The SI, or sacroiliac joint, is the connection between your hip bones and your sacrum. It is primarily responsible for shock absorption and weight transfer between your legs and torso. Dysfunction in the SI joint can mimic other conditions such as sciatica, stenosis, or lumbar disc herniation, so it is important to get an accurate diagnosis. It is estimated that the SI joint is the source of pain in 15-30% of patients with low back pain.
Symptoms of SI dysfunction can include:
- Pain in the low back or buttocks
- Radiating pain into the leg or groin
- Tingling/numbness in the leg
Symptoms are usually aggravated by standing, walking, negotiating stairs, lying on the affected side, and going from sitting to standing.
The two main categories of SI dysfunction are hypermobility (too much movement) and hypomobility (too little movement). Hypermobility can cause the patient to feel unstable, while hypombility can cause stiffness and muscle tension.
Factors that can contribute to the development of SI dysfunction include:
- Arthritis – like other joints in the body, the SI joints contain cartilage and fluid to aid in movement. Arthritis of the SI joint can cause inflammation and/or loss of motion in the area and lead to dysfunction.

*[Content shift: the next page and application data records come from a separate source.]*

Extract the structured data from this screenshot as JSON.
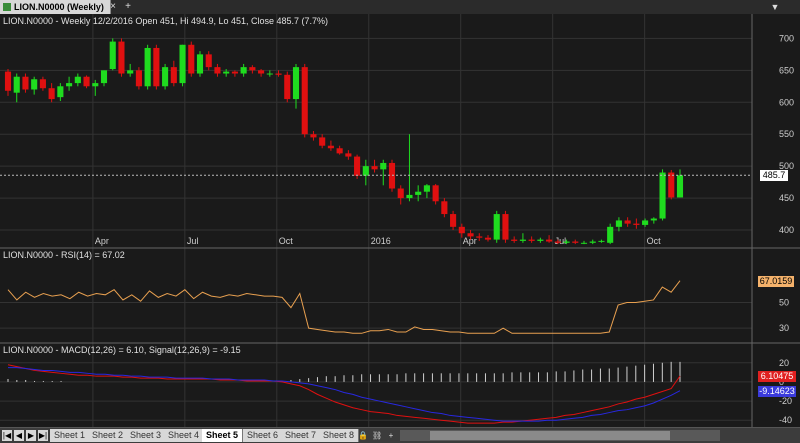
{
  "window": {
    "tab_title": "LION.N0000 (Weekly)",
    "close_glyph": "×",
    "add_glyph": "+",
    "dropdown_glyph": "▼",
    "icons": {
      "doc": "chart-doc-icon",
      "close": "close-icon",
      "add": "add-tab-icon",
      "dropdown": "chevron-down-icon"
    }
  },
  "sheets": {
    "nav": [
      "|◀",
      "◀",
      "▶",
      "▶|"
    ],
    "tabs": [
      "Sheet 1",
      "Sheet 2",
      "Sheet 3",
      "Sheet 4",
      "Sheet 5",
      "Sheet 6",
      "Sheet 7",
      "Sheet 8"
    ],
    "active": "Sheet 5",
    "icons": [
      "lock-icon",
      "link-icon",
      "add-icon"
    ]
  },
  "colors": {
    "bg": "#1a1a1a",
    "up": "#1fdc1f",
    "down": "#e01010",
    "rsi": "#e8a050",
    "macd": "#e01010",
    "signal": "#2828e0",
    "grid": "#333333",
    "last_price_line": "#bbbbbb",
    "price_box": "#ffffff",
    "rsi_box": "#f5b26b",
    "macd_box": "#e02020",
    "signal_box": "#3a3adc"
  },
  "chart_data": [
    {
      "type": "candlestick",
      "title": "LION.N0000 - Weekly 12/2/2016 Open 451, Hi 494.9, Lo 451, Close 485.7 (7.7%)",
      "x_tick_labels": [
        "Apr",
        "Jul",
        "Oct",
        "2016",
        "Apr",
        "Jul",
        "Oct"
      ],
      "y_ticks": [
        400,
        450,
        500,
        550,
        600,
        650,
        700
      ],
      "ylim": [
        375,
        710
      ],
      "last_value": 485.7,
      "last_label": "485.7",
      "candles": [
        {
          "o": 648,
          "h": 652,
          "l": 610,
          "c": 618
        },
        {
          "o": 615,
          "h": 645,
          "l": 600,
          "c": 640
        },
        {
          "o": 640,
          "h": 645,
          "l": 615,
          "c": 620
        },
        {
          "o": 620,
          "h": 640,
          "l": 612,
          "c": 636
        },
        {
          "o": 636,
          "h": 640,
          "l": 618,
          "c": 622
        },
        {
          "o": 622,
          "h": 630,
          "l": 600,
          "c": 605
        },
        {
          "o": 608,
          "h": 630,
          "l": 602,
          "c": 625
        },
        {
          "o": 625,
          "h": 640,
          "l": 618,
          "c": 630
        },
        {
          "o": 630,
          "h": 645,
          "l": 625,
          "c": 640
        },
        {
          "o": 640,
          "h": 642,
          "l": 622,
          "c": 625
        },
        {
          "o": 625,
          "h": 635,
          "l": 610,
          "c": 630
        },
        {
          "o": 630,
          "h": 650,
          "l": 625,
          "c": 650
        },
        {
          "o": 652,
          "h": 700,
          "l": 650,
          "c": 695
        },
        {
          "o": 695,
          "h": 700,
          "l": 640,
          "c": 645
        },
        {
          "o": 645,
          "h": 660,
          "l": 640,
          "c": 650
        },
        {
          "o": 650,
          "h": 655,
          "l": 620,
          "c": 625
        },
        {
          "o": 625,
          "h": 690,
          "l": 620,
          "c": 685
        },
        {
          "o": 685,
          "h": 690,
          "l": 620,
          "c": 625
        },
        {
          "o": 625,
          "h": 660,
          "l": 620,
          "c": 655
        },
        {
          "o": 655,
          "h": 665,
          "l": 625,
          "c": 630
        },
        {
          "o": 630,
          "h": 690,
          "l": 625,
          "c": 690
        },
        {
          "o": 690,
          "h": 695,
          "l": 640,
          "c": 645
        },
        {
          "o": 645,
          "h": 680,
          "l": 640,
          "c": 675
        },
        {
          "o": 675,
          "h": 680,
          "l": 650,
          "c": 655
        },
        {
          "o": 655,
          "h": 660,
          "l": 640,
          "c": 645
        },
        {
          "o": 645,
          "h": 652,
          "l": 640,
          "c": 648
        },
        {
          "o": 648,
          "h": 650,
          "l": 640,
          "c": 645
        },
        {
          "o": 645,
          "h": 660,
          "l": 640,
          "c": 655
        },
        {
          "o": 655,
          "h": 658,
          "l": 645,
          "c": 650
        },
        {
          "o": 650,
          "h": 652,
          "l": 640,
          "c": 645
        },
        {
          "o": 645,
          "h": 650,
          "l": 640,
          "c": 645
        },
        {
          "o": 645,
          "h": 650,
          "l": 640,
          "c": 643
        },
        {
          "o": 643,
          "h": 648,
          "l": 600,
          "c": 605
        },
        {
          "o": 605,
          "h": 660,
          "l": 590,
          "c": 655
        },
        {
          "o": 655,
          "h": 660,
          "l": 545,
          "c": 550
        },
        {
          "o": 550,
          "h": 555,
          "l": 540,
          "c": 545
        },
        {
          "o": 545,
          "h": 550,
          "l": 528,
          "c": 532
        },
        {
          "o": 532,
          "h": 540,
          "l": 524,
          "c": 528
        },
        {
          "o": 528,
          "h": 532,
          "l": 518,
          "c": 520
        },
        {
          "o": 520,
          "h": 525,
          "l": 510,
          "c": 515
        },
        {
          "o": 515,
          "h": 518,
          "l": 480,
          "c": 485
        },
        {
          "o": 485,
          "h": 510,
          "l": 470,
          "c": 500
        },
        {
          "o": 500,
          "h": 510,
          "l": 490,
          "c": 495
        },
        {
          "o": 495,
          "h": 510,
          "l": 470,
          "c": 505
        },
        {
          "o": 505,
          "h": 510,
          "l": 460,
          "c": 465
        },
        {
          "o": 465,
          "h": 470,
          "l": 440,
          "c": 450
        },
        {
          "o": 450,
          "h": 550,
          "l": 445,
          "c": 455
        },
        {
          "o": 455,
          "h": 470,
          "l": 445,
          "c": 460
        },
        {
          "o": 460,
          "h": 472,
          "l": 450,
          "c": 470
        },
        {
          "o": 470,
          "h": 472,
          "l": 440,
          "c": 445
        },
        {
          "o": 445,
          "h": 450,
          "l": 420,
          "c": 425
        },
        {
          "o": 425,
          "h": 430,
          "l": 400,
          "c": 405
        },
        {
          "o": 405,
          "h": 410,
          "l": 388,
          "c": 395
        },
        {
          "o": 395,
          "h": 400,
          "l": 385,
          "c": 390
        },
        {
          "o": 390,
          "h": 395,
          "l": 383,
          "c": 388
        },
        {
          "o": 388,
          "h": 392,
          "l": 382,
          "c": 385
        },
        {
          "o": 385,
          "h": 430,
          "l": 380,
          "c": 425
        },
        {
          "o": 425,
          "h": 430,
          "l": 380,
          "c": 385
        },
        {
          "o": 385,
          "h": 390,
          "l": 380,
          "c": 383
        },
        {
          "o": 383,
          "h": 395,
          "l": 380,
          "c": 385
        },
        {
          "o": 385,
          "h": 390,
          "l": 380,
          "c": 383
        },
        {
          "o": 383,
          "h": 388,
          "l": 380,
          "c": 385
        },
        {
          "o": 385,
          "h": 392,
          "l": 380,
          "c": 382
        },
        {
          "o": 382,
          "h": 385,
          "l": 378,
          "c": 380
        },
        {
          "o": 380,
          "h": 385,
          "l": 378,
          "c": 382
        },
        {
          "o": 382,
          "h": 385,
          "l": 378,
          "c": 380
        },
        {
          "o": 380,
          "h": 383,
          "l": 378,
          "c": 380
        },
        {
          "o": 380,
          "h": 385,
          "l": 378,
          "c": 382
        },
        {
          "o": 382,
          "h": 385,
          "l": 380,
          "c": 383
        },
        {
          "o": 380,
          "h": 410,
          "l": 378,
          "c": 405
        },
        {
          "o": 405,
          "h": 420,
          "l": 398,
          "c": 415
        },
        {
          "o": 415,
          "h": 420,
          "l": 405,
          "c": 410
        },
        {
          "o": 410,
          "h": 418,
          "l": 402,
          "c": 408
        },
        {
          "o": 408,
          "h": 418,
          "l": 405,
          "c": 415
        },
        {
          "o": 415,
          "h": 420,
          "l": 410,
          "c": 418
        },
        {
          "o": 418,
          "h": 495,
          "l": 415,
          "c": 490
        },
        {
          "o": 490,
          "h": 494,
          "l": 448,
          "c": 451
        },
        {
          "o": 451,
          "h": 494.9,
          "l": 451,
          "c": 485.7
        }
      ]
    },
    {
      "type": "line",
      "label": "LION.N0000 - RSI(14) = 67.02",
      "y_ticks": [
        30,
        50
      ],
      "ylim": [
        20,
        80
      ],
      "last_value": 67.0159,
      "last_label": "67.0159",
      "values": [
        60,
        52,
        58,
        54,
        57,
        55,
        56,
        53,
        58,
        55,
        57,
        56,
        60,
        52,
        56,
        51,
        59,
        54,
        57,
        55,
        60,
        53,
        58,
        55,
        54,
        56,
        55,
        57,
        56,
        55,
        55,
        54,
        46,
        57,
        30,
        29,
        28,
        27,
        27,
        26,
        26,
        28,
        28,
        29,
        27,
        27,
        31,
        29,
        29,
        28,
        27,
        27,
        26,
        26,
        26,
        26,
        30,
        26,
        26,
        26,
        26,
        26,
        26,
        26,
        26,
        26,
        26,
        26,
        27,
        48,
        50,
        50,
        51,
        52,
        62,
        58,
        67.02
      ]
    },
    {
      "type": "line",
      "label": "LION.N0000 - MACD(12,26) = 6.10, Signal(12,26,9) = -9.15",
      "y_ticks": [
        -40,
        -20,
        0,
        20
      ],
      "ylim": [
        -45,
        25
      ],
      "macd_last_label": "6.10475",
      "signal_last_label": "-9.14623",
      "series": [
        {
          "name": "MACD(12,26)",
          "values": [
            18,
            16,
            14,
            12,
            11,
            10,
            9,
            8,
            7,
            7,
            6,
            6,
            6,
            5,
            5,
            4,
            4,
            4,
            3,
            3,
            3,
            3,
            3,
            3,
            2,
            2,
            2,
            1,
            1,
            1,
            1,
            0,
            -2,
            -4,
            -8,
            -13,
            -17,
            -21,
            -24,
            -27,
            -29,
            -31,
            -32,
            -33,
            -35,
            -36,
            -37,
            -38,
            -39,
            -40,
            -41,
            -42,
            -43,
            -43,
            -43,
            -43,
            -42,
            -42,
            -41,
            -40,
            -39,
            -38,
            -37,
            -35,
            -34,
            -32,
            -30,
            -28,
            -26,
            -23,
            -21,
            -18,
            -16,
            -13,
            -10,
            -7,
            6.1
          ]
        },
        {
          "name": "Signal(12,26,9)",
          "values": [
            15,
            15,
            14,
            13,
            12,
            12,
            11,
            10,
            10,
            9,
            8,
            8,
            7,
            7,
            6,
            6,
            5,
            5,
            5,
            4,
            4,
            4,
            4,
            3,
            3,
            3,
            2,
            2,
            2,
            2,
            1,
            1,
            0,
            -1,
            -2,
            -4,
            -6,
            -8,
            -11,
            -13,
            -16,
            -18,
            -20,
            -22,
            -24,
            -26,
            -28,
            -30,
            -32,
            -33,
            -35,
            -36,
            -37,
            -38,
            -39,
            -40,
            -41,
            -41,
            -41,
            -41,
            -41,
            -40,
            -40,
            -39,
            -38,
            -37,
            -35,
            -34,
            -32,
            -30,
            -29,
            -27,
            -25,
            -22,
            -18,
            -14,
            -9.15
          ]
        }
      ],
      "histogram": [
        3,
        2,
        2,
        1,
        1,
        1,
        1,
        0,
        0,
        0,
        0,
        0,
        0,
        0,
        0,
        0,
        0,
        0,
        0,
        0,
        0,
        0,
        0,
        0,
        0,
        0,
        0,
        0,
        0,
        0,
        0,
        0,
        2,
        3,
        4,
        5,
        6,
        6,
        7,
        7,
        8,
        8,
        8,
        8,
        8,
        9,
        9,
        9,
        9,
        9,
        9,
        9,
        9,
        9,
        9,
        9,
        9,
        10,
        10,
        10,
        10,
        10,
        11,
        11,
        12,
        13,
        13,
        14,
        14,
        15,
        16,
        17,
        18,
        19,
        20,
        21,
        21
      ]
    }
  ]
}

- Injury/surgery to the lumbar spine or hip –traumatic injuries, fusions, and joint replacements have been found to place abnormal stress on the SI joints.
- Pregnancy – during pregnancy your ligaments will stretch to allow your pelvis to widen. This, along with pregnancy related weight gain, can increase stress on and cause inflammation of the SI joints.
- Uneven leg length: Sacroiliac joint pain can be triggered when one leg is weaker or longer than the other, which creates uneven movement and stress in the pelvis.
For most patients, conservative treatment, including physical therapy, is effective in relieving the pain and restoring the motion deficits associated with sacroiliac joint dysfunction. If you are experiencing low back or leg pain and SI dysfunction is suspected, our therapists will conduct a series of tests to rule in/out the SI joint as a source of your symptoms.
Examples of hip and pelvic exercises that may be incorporated into a SI dysfunction treatment plan include:
STRETCHING (hamstrings, hip flexors, piriformis)
STRENGTHENING (glutes, hip abductors, hip adductors)
In addition to stretching and strengthening, manual therapy techniques are frequently incorporated as part of the physical therapy treatment plan. Some of these techniques include manipulation, mobilization, and muscle energy techniques (MET), which is an active technique used to help relax/lengthen muscles attached to the SI joint.